“Education is the most powerful weapon which you can use to change the world.” – Nelson Mandela
My last month of working with kids taught me a lot about education and my abilities as a teacher. After I learned a few key pieces of information on how the brain processes information and the different styles of learning I was able to sit and observe the kids with much more patience and understanding. I really started to get them.
I grew up getting smacked for not listening. I got in a lot of trouble in school when I was younger. I was disruptive, hyperactive, and always talked back to my teachers. Even though I could ace every test with little effort, I was considered a kid that needed extensive disciplinary reinforcement. The thing that really sucked was that I was a nice kid. I cared about other people and I wanted my teachers to like me.
Instead of facilitating my obvious desire to learn and be challenged, my teachers tried to control me and stuff me into a box. As a result, by the end of my time in organized education, I couldn’t stand school and I looked at authority figures as cowards instead of role models.
Educators spend a lot of time being stifled by limited resources in their classrooms. They also don’t feel like they get the respect they deserve from their students. And the entire education system reeks of missed opportunities.
We have to understand, kids are smarter than us. We can’t teach them the same way we used to. They are now the ones teaching us. And if we can get over our pride and pay attention to what’s in front of us, we can give them just the right push to help shape the future of powerful young leaders.
“Children must be taught how to think, not what to think.” – Margaret Mead
Here are 5 things I learned from my students that have made me a better person and a much better educator.
1. We can’t lie to ourselves. Kids are immune to bullshit and they tell it like it is around their friends. Being inauthentic literally hurts them and is the fastest way to lose their attention and never get it back.
Kids don’t even mind if you’re dorky or listen to bad music, as long as you own it. They respect that. Everyone does. And it might take them some time to appreciate you for who you are but they are paying attention and taking pieces of what you’re giving off and shaping their own personalities because it’s real, and that’s what they understand.
2. We need support. We are emotional creatures. We love art and self-expression. But nearly every ounce of freedom has been squeezed out of us in the course of our lives. Standing alone hurts. Being supported by the people around you doesn’t hurt. In fact it rocks so hard it should be included in Obamacare. Everyone wants the freedom to stand out and be themselves, especially when they’re young.
We’ve all got weird stuff we do in our bathroom mirrors in a moment of liberation that we would love to do in front of the people we care about. Who doesn’t want to feel more connected to the people around them? Support is the same as love and when we encourage those around us to stand up and be something original the love comes back around in a big way. Kids do this naturally when their friends put themselves on the line. They light up and make those brave people feel like heroes.

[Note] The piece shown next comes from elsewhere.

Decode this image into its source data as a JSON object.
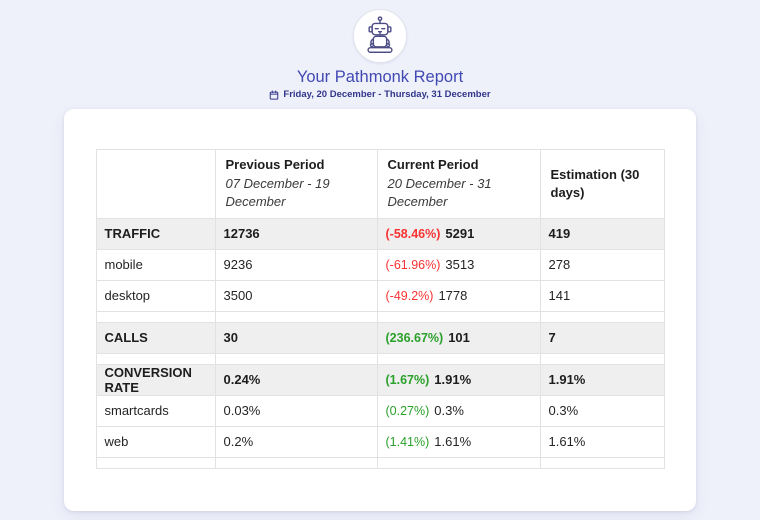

3. We need to be challenged. If you’ve ever tried to half-ass a lesson to a kid you know that they aren’t buying it. They respond well and function at their highest when they are under some form of pressure. The people around us aren’t there to agree with everything we say and coddle us so much that we never experience the fear of standing on our own. We will only grow from our challenges.
When we roll into work and get to the computer and know that there is no chance of anything exceptional happening to us in that day then we are truly suffering. But when we are given the opportunity to rise up and solve problems under pressure and think creativity, then we start to operate with a touch of magic and our days give us life instead of taking it away from us.

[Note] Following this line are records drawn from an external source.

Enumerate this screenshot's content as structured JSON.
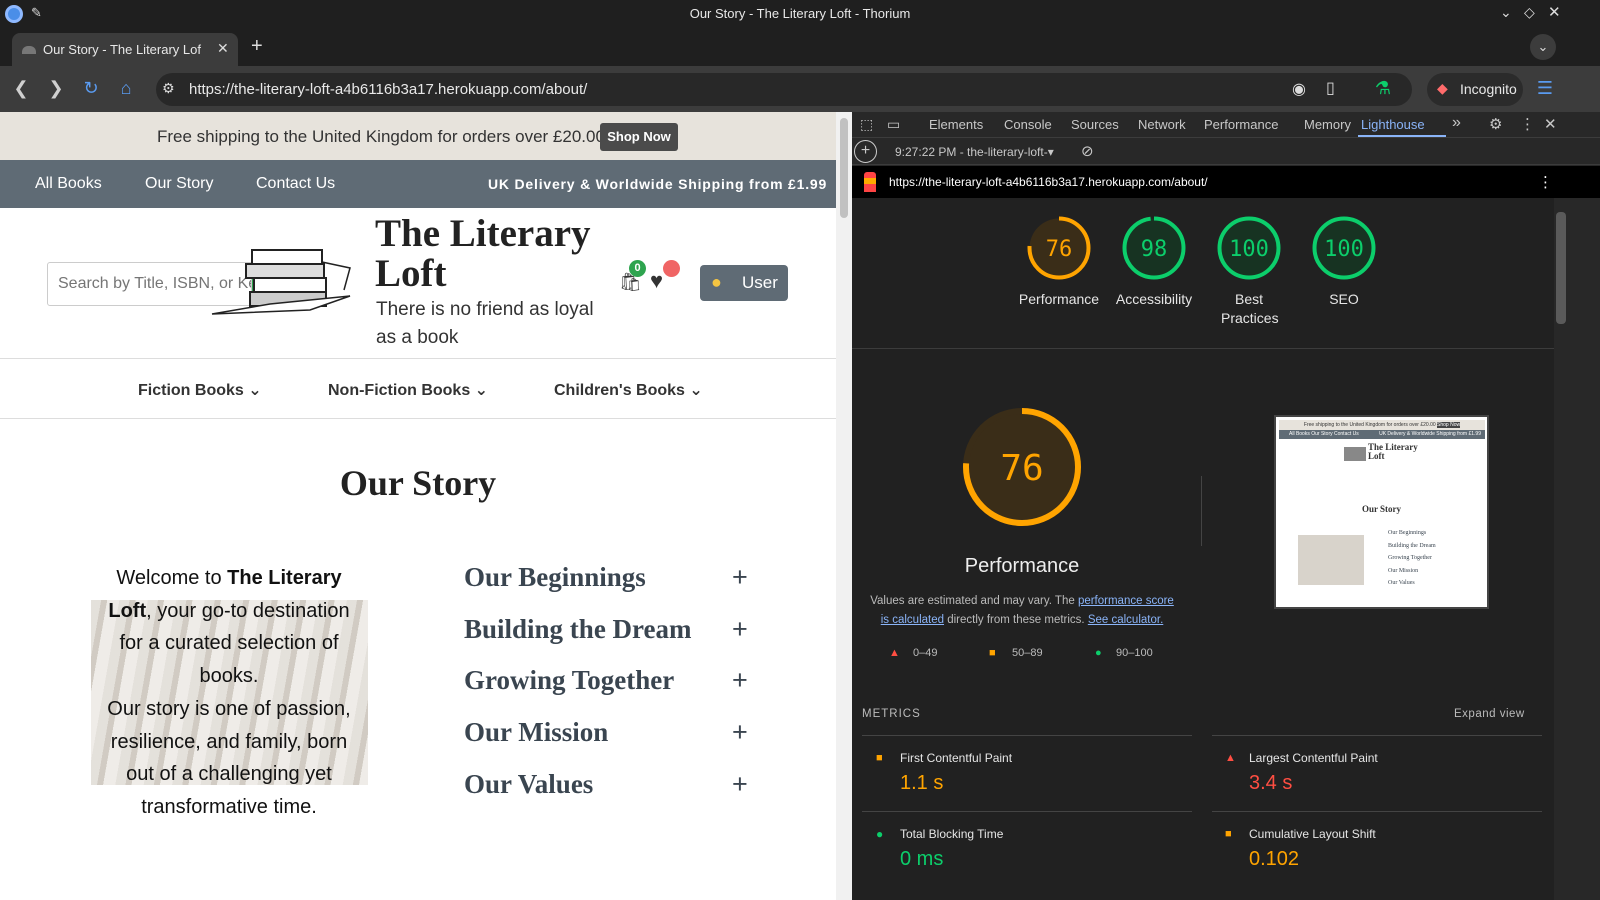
{
  "window": {
    "title": "Our Story - The Literary Loft - Thorium"
  },
  "tab": {
    "label": "Our Story - The Literary Lof"
  },
  "address": {
    "url": "https://the-literary-loft-a4b6116b3a17.herokuapp.com/about/",
    "incognito_label": "Incognito"
  },
  "site": {
    "promo_text": "Free shipping to the United Kingdom for orders over £20.00",
    "promo_button": "Shop Now",
    "nav": [
      "All Books",
      "Our Story",
      "Contact Us"
    ],
    "nav_right": "UK Delivery & Worldwide Shipping from £1.99",
    "search_placeholder": "Search by Title, ISBN, or Keyword",
    "brand_title_line1": "The Literary",
    "brand_title_line2": "Loft",
    "tagline_line1": "There is no friend as loyal",
    "tagline_line2": "as a book",
    "cart_count": "0",
    "user_button": "User",
    "categories": [
      "Fiction Books",
      "Non-Fiction Books",
      "Children's Books"
    ],
    "page_heading": "Our Story",
    "intro": {
      "l1a": "Welcome to ",
      "l1b": "The Literary",
      "l2a": "Loft",
      "l2b": ", your go-to destination",
      "l3": "for a curated selection of",
      "l4": "books.",
      "l5": "Our story is one of passion,",
      "l6": "resilience, and family, born",
      "l7": "out of a challenging yet",
      "l8": "transformative time."
    },
    "accordion": [
      "Our Beginnings",
      "Building the Dream",
      "Growing Together",
      "Our Mission",
      "Our Values"
    ]
  },
  "devtools": {
    "tabs": [
      "Elements",
      "Console",
      "Sources",
      "Network",
      "Performance",
      "Memory",
      "Lighthouse"
    ],
    "active_tab": "Lighthouse",
    "report_selector": "9:27:22 PM - the-literary-loft-",
    "report_url": "https://the-literary-loft-a4b6116b3a17.herokuapp.com/about/",
    "scores": [
      {
        "label": "Performance",
        "value": 76,
        "color": "#ffa400"
      },
      {
        "label": "Accessibility",
        "value": 98,
        "color": "#0cce6b"
      },
      {
        "label": "Best Practices",
        "value": 100,
        "color": "#0cce6b"
      },
      {
        "label": "SEO",
        "value": 100,
        "color": "#0cce6b"
      }
    ],
    "big_score": {
      "label": "Performance",
      "value": 76
    },
    "note_pre": "Values are estimated and may vary. The ",
    "note_link1a": "performance score",
    "note_link1b": "is calculated",
    "note_mid": " directly from these metrics. ",
    "note_link2": "See calculator.",
    "legend": [
      "0–49",
      "50–89",
      "90–100"
    ],
    "metrics_header": "METRICS",
    "expand_view": "Expand view",
    "metrics": [
      {
        "name": "First Contentful Paint",
        "value": "1.1 s",
        "status": "average"
      },
      {
        "name": "Largest Contentful Paint",
        "value": "3.4 s",
        "status": "fail"
      },
      {
        "name": "Total Blocking Time",
        "value": "0 ms",
        "status": "pass"
      },
      {
        "name": "Cumulative Layout Shift",
        "value": "0.102",
        "status": "average"
      }
    ],
    "thumb": {
      "promo": "Free shipping to the United Kingdom for orders over £20.00",
      "promo_btn": "Shop Now",
      "nav": "All Books   Our Story   Contact Us",
      "nav_right": "UK Delivery & Worldwide Shipping from £1.99",
      "brand": "The Literary Loft",
      "heading": "Our Story",
      "acc": [
        "Our Beginnings",
        "Building the Dream",
        "Growing Together",
        "Our Mission",
        "Our Values"
      ]
    }
  }
}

4. We must speak up. A lot of unjust stuff happens in our periphery. What kind of people are we if we don’t say anything? Kids don’t look up to that. Their communication style is still so pure. When they feel something in their little hearts, they say it. And you can tell by looking at them how they are feeling.
We can’t keep putting on masks and saving face. We feel things inside and we don’t say anything because when we take a look around we are afraid people will think we are stupid. But we’re not. Our thoughts are significant and our judgment is inherently good, it’s nothing to keep inside.
5. There has to be dancing. Watch a kid when music comes on. Then pay attention to how you feel inside the first 5 or 10 seconds of a song, that time before you filter your existence through a lens that tends to let other people ruin your fun. Movement is inherent. There’s no such person that can feel bad after dancing. It’s more liberating than drugs and alcohol combined. And although it might be incredibly scary to get started, it’s nearly impossible to stop.
Watching someone dance, even if they suck, gives you hope. It’s who you want to be. Get moving and be changed forever.
And thank you kids for rocking so hard it hurts.